Given the strong economic recovery, speculations about when the Fed will begin to withdraw from its loose monetary policy have always been heard. Now, officials of this central bank have finally started to “talk” about canceling some of the stimulus measures. However, many people worry that in the process from “starting discussion” to “starting implementation”, the Fed is creating another real estate bubble. The reason is that the Fed’s emergency stimulus measures artificially lowered the cost of mortgage loans and further pushed up the already exorbitant housing prices.
Peter Boockvar, chief investment officer of Bleakley Advisory Group, said, “The Fed is still continuing to add fuel to the fire.”
Of course, in order to prevent the economic recession caused by the new crown epidemic from turning into a full-scale recession, the Fed has made unprecedented efforts. This approach is commendable. It is this kind of effort, coupled with the large-scale stimulus measures of the US government of trillions of dollars, that have laid a solid foundation for the rapid recovery of the US economy.
However, economic data that frequently exceeds expectations suggests that it may be time for the Fed to start applying the brakes, at least with regard to the bond purchase program. “House prices are now skyrocketing,” Jason Furman, who was worried about senior economic advisers during the former US President Barack Obama’s administration, said in an interview. “The Fed may not continue to artificially lower mortgage interest rates.”
Former Fed official Danielle DiMartino Booth also believes that the most obvious starting point for the Fed to withdraw from its stimulus measures is mortgage loans. He said: “Ultra-low mortgage interest rates have fueled the enthusiasm in the housing market.”
In a press conference last Wednesday, Fed Chairman Jerome Powell (Jerome Powell) admitted that the US job market may be “very strong” in the near future, and inflation may not be as expected by many economists. Disappeared quickly.
Will the Fed raise interest rates?

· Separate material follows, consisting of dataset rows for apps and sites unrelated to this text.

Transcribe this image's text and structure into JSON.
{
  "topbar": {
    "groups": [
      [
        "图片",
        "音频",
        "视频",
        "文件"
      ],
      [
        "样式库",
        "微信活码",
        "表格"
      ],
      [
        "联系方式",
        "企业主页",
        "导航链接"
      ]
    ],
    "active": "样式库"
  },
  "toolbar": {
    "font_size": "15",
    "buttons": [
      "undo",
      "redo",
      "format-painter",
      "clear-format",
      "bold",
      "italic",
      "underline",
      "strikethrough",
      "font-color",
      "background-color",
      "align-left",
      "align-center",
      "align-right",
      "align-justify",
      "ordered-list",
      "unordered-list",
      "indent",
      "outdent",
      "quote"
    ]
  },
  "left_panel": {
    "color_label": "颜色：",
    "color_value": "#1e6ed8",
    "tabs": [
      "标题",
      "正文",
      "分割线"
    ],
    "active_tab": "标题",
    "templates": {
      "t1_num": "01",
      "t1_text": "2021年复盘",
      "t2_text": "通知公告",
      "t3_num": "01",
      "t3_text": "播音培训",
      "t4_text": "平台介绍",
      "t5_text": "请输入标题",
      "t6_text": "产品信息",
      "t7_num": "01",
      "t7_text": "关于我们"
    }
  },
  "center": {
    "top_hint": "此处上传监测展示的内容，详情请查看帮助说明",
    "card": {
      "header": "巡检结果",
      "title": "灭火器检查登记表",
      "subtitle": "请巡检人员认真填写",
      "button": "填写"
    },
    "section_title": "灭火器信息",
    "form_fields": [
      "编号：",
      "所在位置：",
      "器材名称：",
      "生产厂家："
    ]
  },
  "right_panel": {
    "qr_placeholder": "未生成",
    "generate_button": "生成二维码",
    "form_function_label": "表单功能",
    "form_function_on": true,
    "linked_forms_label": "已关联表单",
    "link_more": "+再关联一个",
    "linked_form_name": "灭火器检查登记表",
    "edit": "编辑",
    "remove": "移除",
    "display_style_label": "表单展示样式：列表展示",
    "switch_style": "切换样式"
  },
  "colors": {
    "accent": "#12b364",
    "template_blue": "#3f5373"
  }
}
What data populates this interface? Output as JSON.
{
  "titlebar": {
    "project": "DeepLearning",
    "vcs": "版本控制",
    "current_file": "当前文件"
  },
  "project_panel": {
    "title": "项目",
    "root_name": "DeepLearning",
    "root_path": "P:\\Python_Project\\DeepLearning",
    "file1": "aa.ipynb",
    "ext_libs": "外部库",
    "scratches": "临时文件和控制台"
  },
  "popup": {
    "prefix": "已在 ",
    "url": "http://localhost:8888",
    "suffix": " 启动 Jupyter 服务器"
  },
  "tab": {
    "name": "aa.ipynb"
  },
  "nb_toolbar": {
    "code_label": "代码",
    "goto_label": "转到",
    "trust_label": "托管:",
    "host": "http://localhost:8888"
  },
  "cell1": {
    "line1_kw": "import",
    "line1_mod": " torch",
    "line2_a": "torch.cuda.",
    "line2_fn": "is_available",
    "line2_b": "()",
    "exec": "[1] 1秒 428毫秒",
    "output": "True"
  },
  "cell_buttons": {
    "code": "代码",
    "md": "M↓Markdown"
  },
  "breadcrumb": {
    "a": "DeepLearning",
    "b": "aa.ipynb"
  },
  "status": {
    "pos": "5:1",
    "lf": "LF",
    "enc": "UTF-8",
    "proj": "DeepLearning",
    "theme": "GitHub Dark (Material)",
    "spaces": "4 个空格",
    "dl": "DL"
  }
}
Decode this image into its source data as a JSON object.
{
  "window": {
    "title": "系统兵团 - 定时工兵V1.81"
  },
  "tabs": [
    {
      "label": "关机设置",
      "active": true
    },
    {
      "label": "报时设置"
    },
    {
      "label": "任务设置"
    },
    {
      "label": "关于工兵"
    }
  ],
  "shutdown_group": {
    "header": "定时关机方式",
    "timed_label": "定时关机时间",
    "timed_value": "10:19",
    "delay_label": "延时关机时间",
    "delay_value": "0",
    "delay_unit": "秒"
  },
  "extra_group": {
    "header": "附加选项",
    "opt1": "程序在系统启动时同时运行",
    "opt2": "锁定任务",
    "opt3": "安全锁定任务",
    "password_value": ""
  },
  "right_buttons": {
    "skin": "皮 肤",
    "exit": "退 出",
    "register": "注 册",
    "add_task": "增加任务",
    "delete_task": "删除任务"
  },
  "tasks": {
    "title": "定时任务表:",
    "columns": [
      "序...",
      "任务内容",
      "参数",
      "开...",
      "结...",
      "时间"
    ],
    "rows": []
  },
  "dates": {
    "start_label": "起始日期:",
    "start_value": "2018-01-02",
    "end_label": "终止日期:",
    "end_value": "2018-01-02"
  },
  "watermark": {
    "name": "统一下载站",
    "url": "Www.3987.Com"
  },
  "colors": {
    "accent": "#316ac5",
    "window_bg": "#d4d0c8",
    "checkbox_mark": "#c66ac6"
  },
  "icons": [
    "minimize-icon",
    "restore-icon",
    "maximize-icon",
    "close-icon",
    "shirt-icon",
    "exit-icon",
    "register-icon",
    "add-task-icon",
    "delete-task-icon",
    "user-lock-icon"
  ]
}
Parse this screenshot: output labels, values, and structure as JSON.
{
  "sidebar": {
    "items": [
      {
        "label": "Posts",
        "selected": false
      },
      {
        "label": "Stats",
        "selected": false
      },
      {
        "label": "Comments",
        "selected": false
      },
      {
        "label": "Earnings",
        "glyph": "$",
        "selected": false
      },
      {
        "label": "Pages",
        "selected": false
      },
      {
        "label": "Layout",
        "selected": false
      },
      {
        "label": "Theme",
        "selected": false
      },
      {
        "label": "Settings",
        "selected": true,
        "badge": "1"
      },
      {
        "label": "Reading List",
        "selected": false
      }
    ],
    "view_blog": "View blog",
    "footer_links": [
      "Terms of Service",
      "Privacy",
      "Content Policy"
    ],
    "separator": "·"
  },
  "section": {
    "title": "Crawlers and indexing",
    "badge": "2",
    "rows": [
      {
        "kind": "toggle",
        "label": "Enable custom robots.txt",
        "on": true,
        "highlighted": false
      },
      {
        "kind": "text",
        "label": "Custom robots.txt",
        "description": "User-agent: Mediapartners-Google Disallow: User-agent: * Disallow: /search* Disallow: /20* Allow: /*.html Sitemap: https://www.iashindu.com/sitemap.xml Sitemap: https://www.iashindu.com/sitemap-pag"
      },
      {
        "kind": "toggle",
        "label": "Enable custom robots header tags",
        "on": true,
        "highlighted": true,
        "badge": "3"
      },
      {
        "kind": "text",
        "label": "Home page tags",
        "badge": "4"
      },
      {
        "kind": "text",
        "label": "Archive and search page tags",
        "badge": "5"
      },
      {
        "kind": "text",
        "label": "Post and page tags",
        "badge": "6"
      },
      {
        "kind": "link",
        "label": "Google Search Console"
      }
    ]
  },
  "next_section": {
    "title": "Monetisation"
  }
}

Regarding the Fed’s “dovish” turning “hawkish”, market participants have more questions than answers. Perhaps the biggest question is: Will the Fed really raise interest rates?
According to reports from authoritative US business media, on the surface, the latest economic expectations issued by the Fed and Powell’s latest statement mark the central bank’s shift to a “hawkish” stance. However, taking a step back, the Fed is still as “dovish” as ever. When the consumer price index is operating at a high of 5%, saying that “prices may rise faster than expected and last longer” is hardly a “hawkish” statement. After all, inflation has exceeded expectations and has been rising for some time.
Joe LaVorgna, chief economist of the U.S. business of the French Foreign Trade Bank, pointed out that “when an economy’s debt accounts for 100% of its GDP, and economic growth is mainly driven by debt, the central bank It is difficult to implement interest rate hikes. The Fed is now in a difficult situation. I think the central bank cannot get rid of this dilemma.”